**Task directions:** Exactly how many lines of the data below include the string "JSON"? State the number and nothing more.

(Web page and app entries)
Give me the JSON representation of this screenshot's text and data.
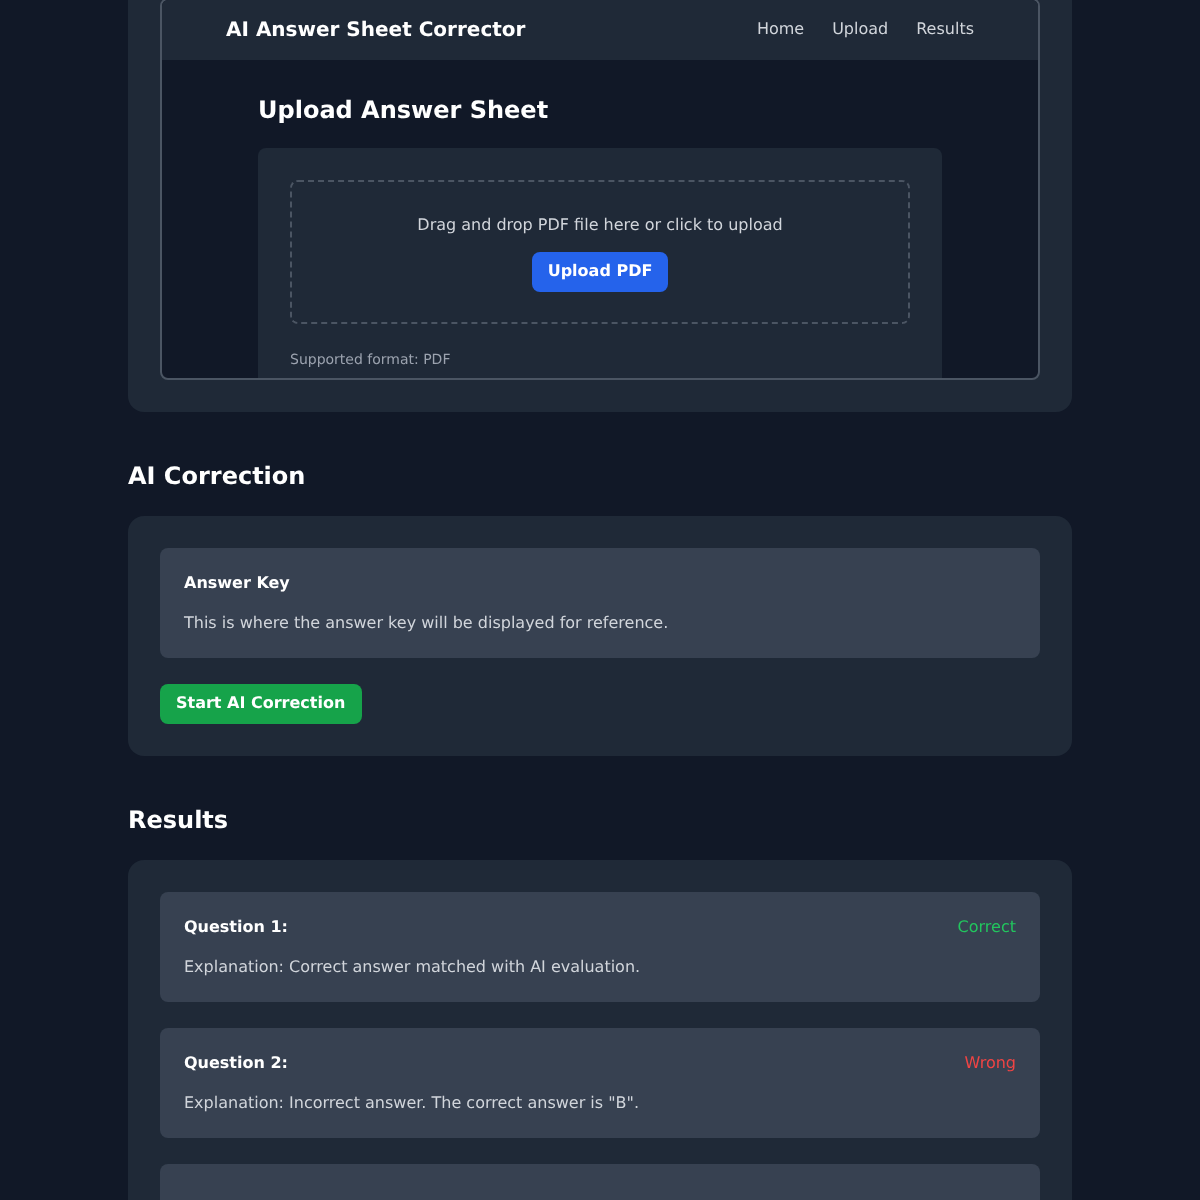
{
  "app_frame": {
    "nav": {
      "title": "AI Answer Sheet Corrector",
      "links": [
        "Home",
        "Upload",
        "Results"
      ]
    },
    "upload": {
      "heading": "Upload Answer Sheet",
      "drop_text": "Drag and drop PDF file here or click to upload",
      "button": "Upload PDF",
      "note": "Supported format: PDF"
    }
  },
  "correction": {
    "heading": "AI Correction",
    "answer_key": {
      "title": "Answer Key",
      "text": "This is where the answer key will be displayed for reference."
    },
    "button": "Start AI Correction"
  },
  "results": {
    "heading": "Results",
    "items": [
      {
        "question": "Question 1:",
        "status": "Correct",
        "kind": "correct",
        "explanation": "Explanation: Correct answer matched with AI evaluation."
      },
      {
        "question": "Question 2:",
        "status": "Wrong",
        "kind": "wrong",
        "explanation": "Explanation: Incorrect answer. The correct answer is \"B\"."
      },
      {
        "kind": "hidden"
      }
    ]
  }
}
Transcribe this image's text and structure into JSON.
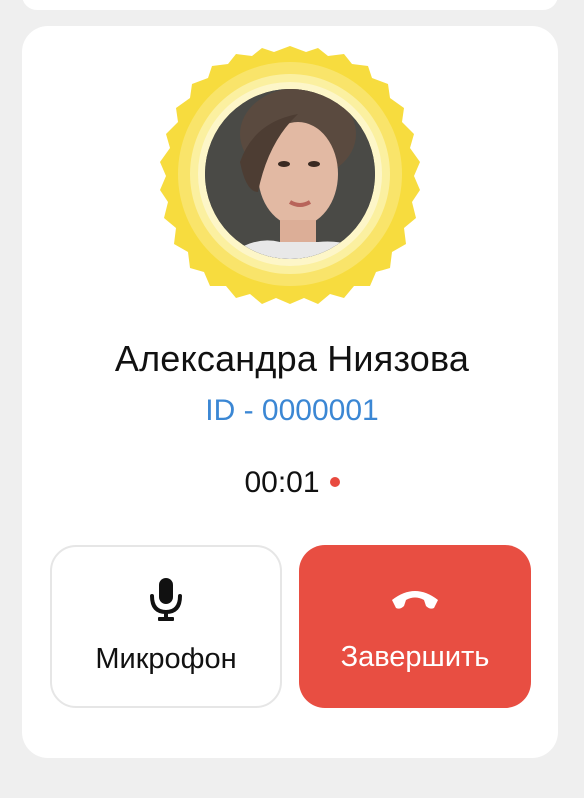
{
  "contact": {
    "name": "Александра Ниязова",
    "id_text": "ID - 0000001"
  },
  "call": {
    "timer": "00:01",
    "recording_indicator_color": "#e84a3f"
  },
  "controls": {
    "mic_label": "Микрофон",
    "mic_icon": "microphone-icon",
    "end_label": "Завершить",
    "end_icon": "phone-hangup-icon"
  },
  "colors": {
    "accent_blue": "#3b87d4",
    "end_call_red": "#e84e42",
    "avatar_ring_yellow": "#f7dc3e",
    "background": "#efefef"
  }
}
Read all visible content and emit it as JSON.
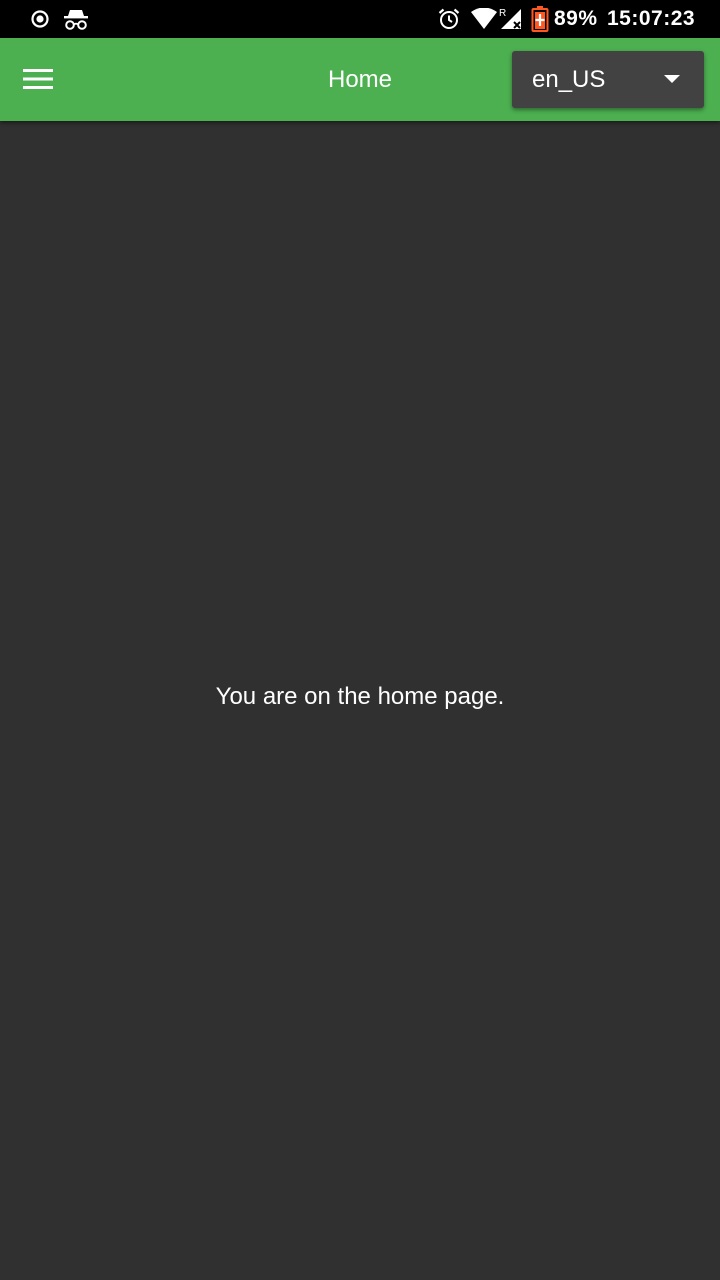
{
  "status_bar": {
    "left_icons": [
      "record-icon",
      "incognito-icon"
    ],
    "right_icons": [
      "alarm-icon",
      "wifi-icon",
      "signal-roaming-icon",
      "battery-charging-icon"
    ],
    "roaming_label": "R",
    "battery_percent": "89%",
    "time": "15:07:23"
  },
  "app_bar": {
    "title": "Home",
    "menu_icon": "hamburger-menu-icon",
    "background_color": "#4caf50",
    "locale_dropdown": {
      "selected": "en_US",
      "icon": "dropdown-arrow-icon"
    }
  },
  "content": {
    "message": "You are on the home page.",
    "background_color": "#303030"
  }
}
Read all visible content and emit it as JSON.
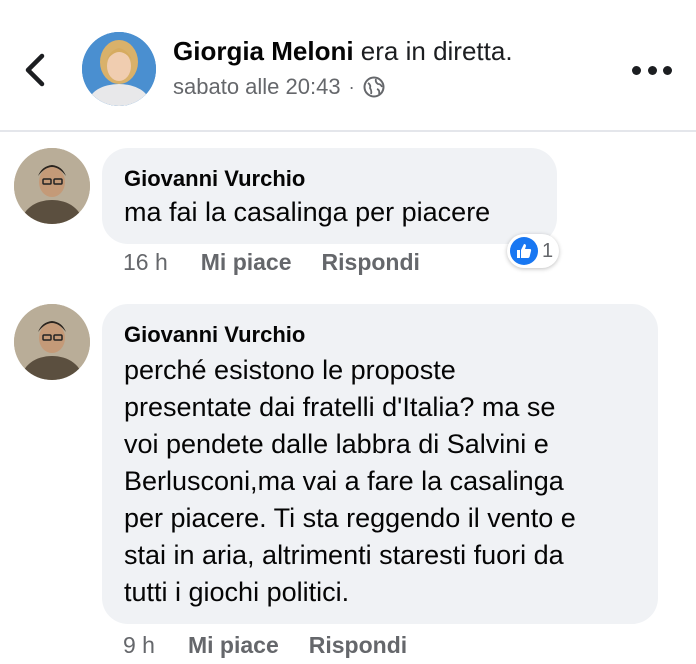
{
  "header": {
    "page_name": "Giorgia Meloni",
    "action_text": " era in diretta.",
    "timestamp": "sabato alle 20:43",
    "separator": "·",
    "privacy_icon": "globe-icon",
    "back_icon": "chevron-left-icon",
    "more_icon": "more-dots-icon"
  },
  "comments": [
    {
      "author": "Giovanni Vurchio",
      "text": "ma fai la casalinga per piacere",
      "time": "16 h",
      "like_label": "Mi piace",
      "reply_label": "Rispondi",
      "reaction_count": "1",
      "reaction_icon": "like-icon"
    },
    {
      "author": "Giovanni Vurchio",
      "text_lines": [
        "perché esistono le proposte",
        "presentate dai fratelli d'Italia? ma se",
        "voi pendete dalle labbra di Salvini e",
        "Berlusconi,ma vai a fare la casalinga",
        "per piacere. Ti sta reggendo il vento e",
        "stai in aria, altrimenti staresti fuori da",
        "tutti i giochi politici."
      ],
      "time": "9 h",
      "like_label": "Mi piace",
      "reply_label": "Rispondi"
    }
  ],
  "colors": {
    "bubble": "#f0f2f5",
    "secondary_text": "#65676b",
    "like_blue": "#1877f2"
  }
}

**Problem solution:** 4